GOULBURN was shaken during the early hours of Friday morning when a shed fire caused an explosion heard by residents on the other side of town.
The shed, belonging to teacher Bill Dorman, was used as an art metal workshop. It contained an oxyacetylene set, including both oxygen and acetylene cylinders, an argon cylinder and a 9kg LPG bottle.
During the blaze the oxygen tank ruptured, creating an explosion which blew the roof off the shed, causing a fire ball to leap into the sky. It produced a sound wave so powerful it broke the windows of the flats next door and was heard by residents in Cowper St.
At 12.12am, the Goulburn Fire Station received a call alerting them to a fire at 50 Chatsbury St and within minutes they were on the scene.
Ten fire fighters battled the fire for several hours, putting out the primary fire within about 30 minutes and then working to extinguish the rest of the blaze and secure the area.
After the flames were put out, fire fighters had to secure the remaining tanks, cooling them down and monitoring their temperature to make sure there was not a second explosion.
The emergency was over by 5.40am and fire fighters returned to the station. The police also launched an investigation but concluded there were “no suspicious circumstances involved”.

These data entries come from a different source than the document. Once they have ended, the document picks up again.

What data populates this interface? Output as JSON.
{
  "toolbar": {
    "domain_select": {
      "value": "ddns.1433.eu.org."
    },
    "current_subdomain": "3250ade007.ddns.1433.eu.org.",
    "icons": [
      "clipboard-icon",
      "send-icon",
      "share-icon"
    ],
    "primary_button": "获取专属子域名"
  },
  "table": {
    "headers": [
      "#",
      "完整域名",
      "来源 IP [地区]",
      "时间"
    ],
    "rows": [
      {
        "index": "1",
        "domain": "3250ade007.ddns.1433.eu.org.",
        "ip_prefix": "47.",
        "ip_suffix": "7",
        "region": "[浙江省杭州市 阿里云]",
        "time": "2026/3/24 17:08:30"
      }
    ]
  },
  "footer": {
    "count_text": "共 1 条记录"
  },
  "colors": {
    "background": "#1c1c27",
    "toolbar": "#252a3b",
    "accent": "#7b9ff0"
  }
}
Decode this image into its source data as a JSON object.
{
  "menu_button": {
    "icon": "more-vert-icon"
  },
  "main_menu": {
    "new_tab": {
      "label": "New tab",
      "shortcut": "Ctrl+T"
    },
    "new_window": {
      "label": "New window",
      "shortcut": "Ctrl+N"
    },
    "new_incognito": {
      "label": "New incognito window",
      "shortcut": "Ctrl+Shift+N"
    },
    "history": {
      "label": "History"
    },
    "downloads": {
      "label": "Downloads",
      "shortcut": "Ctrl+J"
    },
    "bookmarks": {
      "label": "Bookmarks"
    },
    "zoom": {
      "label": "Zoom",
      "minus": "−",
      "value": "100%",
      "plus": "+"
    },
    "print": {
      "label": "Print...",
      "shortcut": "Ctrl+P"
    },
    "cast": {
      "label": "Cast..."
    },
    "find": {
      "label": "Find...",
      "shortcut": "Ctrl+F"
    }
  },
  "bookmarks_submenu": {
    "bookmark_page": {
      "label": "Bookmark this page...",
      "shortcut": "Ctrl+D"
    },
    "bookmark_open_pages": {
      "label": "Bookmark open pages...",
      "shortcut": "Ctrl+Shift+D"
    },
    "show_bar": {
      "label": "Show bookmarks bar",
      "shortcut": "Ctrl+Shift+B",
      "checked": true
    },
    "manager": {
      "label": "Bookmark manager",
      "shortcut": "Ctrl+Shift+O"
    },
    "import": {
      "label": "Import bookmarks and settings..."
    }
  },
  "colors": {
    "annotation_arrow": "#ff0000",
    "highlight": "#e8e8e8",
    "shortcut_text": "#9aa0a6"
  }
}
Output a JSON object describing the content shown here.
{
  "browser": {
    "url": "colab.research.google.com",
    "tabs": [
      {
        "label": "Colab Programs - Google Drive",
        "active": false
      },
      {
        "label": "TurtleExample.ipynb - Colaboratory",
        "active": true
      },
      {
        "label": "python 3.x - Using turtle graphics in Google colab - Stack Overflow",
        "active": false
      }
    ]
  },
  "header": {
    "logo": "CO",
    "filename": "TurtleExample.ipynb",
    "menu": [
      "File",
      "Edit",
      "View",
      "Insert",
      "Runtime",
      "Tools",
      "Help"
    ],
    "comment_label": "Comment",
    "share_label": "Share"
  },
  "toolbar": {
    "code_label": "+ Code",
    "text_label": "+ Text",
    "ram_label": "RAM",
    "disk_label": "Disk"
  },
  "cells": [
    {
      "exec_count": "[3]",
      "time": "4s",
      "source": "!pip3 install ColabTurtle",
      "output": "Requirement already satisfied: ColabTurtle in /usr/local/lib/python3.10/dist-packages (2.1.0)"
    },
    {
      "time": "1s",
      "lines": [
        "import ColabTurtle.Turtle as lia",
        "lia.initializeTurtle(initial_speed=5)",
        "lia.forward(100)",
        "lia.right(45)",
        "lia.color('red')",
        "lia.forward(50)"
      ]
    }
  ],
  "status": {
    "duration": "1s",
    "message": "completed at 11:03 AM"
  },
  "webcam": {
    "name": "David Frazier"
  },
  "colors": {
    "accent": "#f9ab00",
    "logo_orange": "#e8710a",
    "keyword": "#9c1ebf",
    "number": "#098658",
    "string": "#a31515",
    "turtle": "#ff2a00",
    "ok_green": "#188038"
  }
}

The Dormans were asleep when the fire broke out and were alerted to it by one of their neighbours, who saw smoke and flames coming from the shed. Mr Dorman said he was relieved nobody was hurt and that the fire did not affect his family home.
However, he was devastated to have lost his workshop, which he said was his sanctuary.
“It wasn’t a shed it was a creative space,” he said.
“It didn’t have any cars or mowers in it. It had my tools and my collections. It’s a lifetime of my (artistic) pallet. It’s my paint tin.” Mr Dorman and his son Jasper lost a lot of their creations including jewellery and sculptures as well as everything they were currently working on.
They also lost all of their tools, which had been accumulated over 40 years. The damage bill is estimated to be in excess of $50,000 but for the two artists the sentimental value is far more significant. However, while they have found the experience disheartening both say they won’t give up and will continue to pursue their passion.
“It hasn’t dampened my spirit,” Mr Dorman said.
“It’s a set-back, you don’t want this type of thing to happen, it’s upsetting, but I’m not going to give up. It might cause a change in direction but we’ll see how it goes.”
The family is insured and say for now they are going to focus on the clean up and rebuilding. The Dormans said they would like to thank all of the emergency services staff who assisted them on Friday morning, as well as their neighbours and friends who were so supportive and understanding.